      As for Benedict Arnold, I know. Acts of treason are often quite surprising. His unfortunately gave his name a bad taste in everyone's mouth when it's spoken.

  3. Hi Amber: I have several male family members who served in the US military and a grandfather who served in the British Marines in WWI. My father and his brother served in US Army in WWII, my brother in Army in Viet Nam, also my husband in Marines in Viet Nam.

    I did a lot of research on USMA, West Point for my current series: Officers of the 7th Cavalry. Lt. Col. George A. Custer was an 1861 graduate of the Academy. Later when George was given command of the 7th, most of his officers were graduates of West Point. Because of that research, I understood more about the Civil War and why the south lasted so long in the conflict. Officers north and south were graduates of the Academy, so they had the same training and often were fellow graduates and knew the strengths and weaknesses of their opponents.

    I enjoyed your article. Thank you for sharing.

    1. Diane, that's a lot of family members, and it's fairly typical for that time in our country, courtesy of the draft. However, that's a strong legacy of service in your family too!

      I discovered the same thing about the officers during the Civil War. Nearly every ranking officer was a graduate of West Point at that time, so the saying of "brother vs. brother" really hit close to home and was very true.

  4. I do not know anyone personally who graduated from West Point. I had an uncle who served overseas during WWII and a cousin served in Vietnam.
    Thank you for this great history lesson.

    1. My pleasure, Marilyn. I only know 1 person right who just graduated from West Point. That's what spurred my choice of topic for this month. Before that, I only heard about the prestigious academy.
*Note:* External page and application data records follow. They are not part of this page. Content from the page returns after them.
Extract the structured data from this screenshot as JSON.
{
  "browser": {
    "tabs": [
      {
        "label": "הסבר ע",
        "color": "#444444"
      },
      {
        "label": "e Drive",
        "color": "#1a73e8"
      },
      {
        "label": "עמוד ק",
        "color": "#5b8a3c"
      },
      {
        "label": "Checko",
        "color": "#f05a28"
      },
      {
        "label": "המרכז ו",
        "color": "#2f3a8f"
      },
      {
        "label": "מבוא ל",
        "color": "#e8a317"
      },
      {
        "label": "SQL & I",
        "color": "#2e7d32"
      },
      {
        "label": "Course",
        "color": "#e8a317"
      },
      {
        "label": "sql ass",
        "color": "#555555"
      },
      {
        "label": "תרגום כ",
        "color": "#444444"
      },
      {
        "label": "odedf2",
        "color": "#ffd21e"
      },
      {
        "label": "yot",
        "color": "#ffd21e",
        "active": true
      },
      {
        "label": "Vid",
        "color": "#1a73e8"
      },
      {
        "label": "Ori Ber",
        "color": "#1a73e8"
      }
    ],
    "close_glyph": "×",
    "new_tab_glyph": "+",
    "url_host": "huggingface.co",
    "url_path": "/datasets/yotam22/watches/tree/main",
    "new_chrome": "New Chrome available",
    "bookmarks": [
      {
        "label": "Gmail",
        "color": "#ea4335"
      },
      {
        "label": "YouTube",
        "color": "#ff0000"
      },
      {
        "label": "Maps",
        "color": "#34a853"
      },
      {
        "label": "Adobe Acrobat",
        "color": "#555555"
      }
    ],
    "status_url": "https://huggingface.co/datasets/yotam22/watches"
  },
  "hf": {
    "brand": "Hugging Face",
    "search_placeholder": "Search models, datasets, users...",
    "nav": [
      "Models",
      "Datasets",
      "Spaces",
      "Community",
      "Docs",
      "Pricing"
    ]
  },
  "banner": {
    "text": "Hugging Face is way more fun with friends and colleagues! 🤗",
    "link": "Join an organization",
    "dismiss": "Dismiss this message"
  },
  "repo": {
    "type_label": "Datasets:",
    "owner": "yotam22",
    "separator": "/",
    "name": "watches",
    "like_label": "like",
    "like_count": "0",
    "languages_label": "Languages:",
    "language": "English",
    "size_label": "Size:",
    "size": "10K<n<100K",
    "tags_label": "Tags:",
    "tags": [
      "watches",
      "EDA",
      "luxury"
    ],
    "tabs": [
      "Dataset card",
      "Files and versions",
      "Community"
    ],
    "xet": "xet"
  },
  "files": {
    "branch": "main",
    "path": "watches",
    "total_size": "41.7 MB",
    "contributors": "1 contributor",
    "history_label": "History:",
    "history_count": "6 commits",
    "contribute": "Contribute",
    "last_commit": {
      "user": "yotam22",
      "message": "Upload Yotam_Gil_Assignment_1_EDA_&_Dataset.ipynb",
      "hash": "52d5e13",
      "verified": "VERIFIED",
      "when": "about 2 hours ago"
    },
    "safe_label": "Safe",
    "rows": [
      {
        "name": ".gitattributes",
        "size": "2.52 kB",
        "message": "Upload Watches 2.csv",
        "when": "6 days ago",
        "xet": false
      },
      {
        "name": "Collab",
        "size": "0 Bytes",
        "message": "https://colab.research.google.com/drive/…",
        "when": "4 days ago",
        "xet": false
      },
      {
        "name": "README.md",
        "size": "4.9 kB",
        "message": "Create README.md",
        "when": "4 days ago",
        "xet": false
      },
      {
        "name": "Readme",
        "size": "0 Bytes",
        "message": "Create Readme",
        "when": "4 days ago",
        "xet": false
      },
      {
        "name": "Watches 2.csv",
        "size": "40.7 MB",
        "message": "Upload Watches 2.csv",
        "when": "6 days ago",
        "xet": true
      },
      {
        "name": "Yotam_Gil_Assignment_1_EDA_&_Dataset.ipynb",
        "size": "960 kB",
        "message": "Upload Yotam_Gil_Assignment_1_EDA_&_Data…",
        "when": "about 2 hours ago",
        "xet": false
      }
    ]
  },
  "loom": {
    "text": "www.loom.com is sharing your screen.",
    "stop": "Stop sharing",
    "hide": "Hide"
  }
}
  5. I was born at the Post Hospital in 1941, my Dad spent 20 years there and never left the place. He began in the horse Calvary until the army mobilized. He transferred to the cadet mess where he became a cook. After that he transferred to the Army Athletics Asco, (AAA) where he was a physical therapist. He moved on until he became a trainer on the Hockey and Baseball teams. He decided in 1950 to retire.